[Data excerpts]
· · · · · · ·

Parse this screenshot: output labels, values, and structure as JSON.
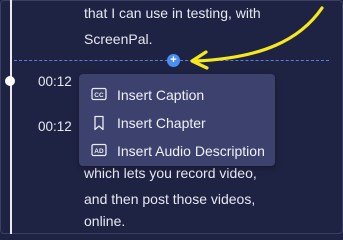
{
  "transcript": {
    "line_above_1": "that I can use in testing, with",
    "line_above_2": "ScreenPal.",
    "timestamp_1": "00:12",
    "timestamp_2": "00:12",
    "line_below_1": "which lets you record video,",
    "line_below_2": "and then post those videos,",
    "line_below_3": "online."
  },
  "insert_button": {
    "label": "+"
  },
  "insert_menu": {
    "items": [
      {
        "label": "Insert Caption",
        "icon": "cc-icon"
      },
      {
        "label": "Insert Chapter",
        "icon": "bookmark-icon"
      },
      {
        "label": "Insert Audio Description",
        "icon": "ad-icon"
      }
    ]
  },
  "colors": {
    "background": "#1f2343",
    "menu_background": "#3c416d",
    "accent_blue": "#4c8ff2",
    "arrow_yellow": "#f5e81d"
  }
}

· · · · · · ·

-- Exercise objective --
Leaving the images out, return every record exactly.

-- Final answer --
Parse this screenshot: output labels, values, and structure as JSON.
{
  "transcript": {
    "line_above_1": "that I can use in testing, with",
    "line_above_2": "ScreenPal.",
    "timestamp_1": "00:12",
    "timestamp_2": "00:12",
    "line_below_1": "which lets you record video,",
    "line_below_2": "and then post those videos,",
    "line_below_3": "online."
  },
  "insert_button": {
    "label": "+"
  },
  "insert_menu": {
    "items": [
      {
        "label": "Insert Caption",
        "icon": "cc-icon"
      },
      {
        "label": "Insert Chapter",
        "icon": "bookmark-icon"
      },
      {
        "label": "Insert Audio Description",
        "icon": "ad-icon"
      }
    ]
  },
  "colors": {
    "background": "#1f2343",
    "menu_background": "#3c416d",
    "accent_blue": "#4c8ff2",
    "arrow_yellow": "#f5e81d"
  }
}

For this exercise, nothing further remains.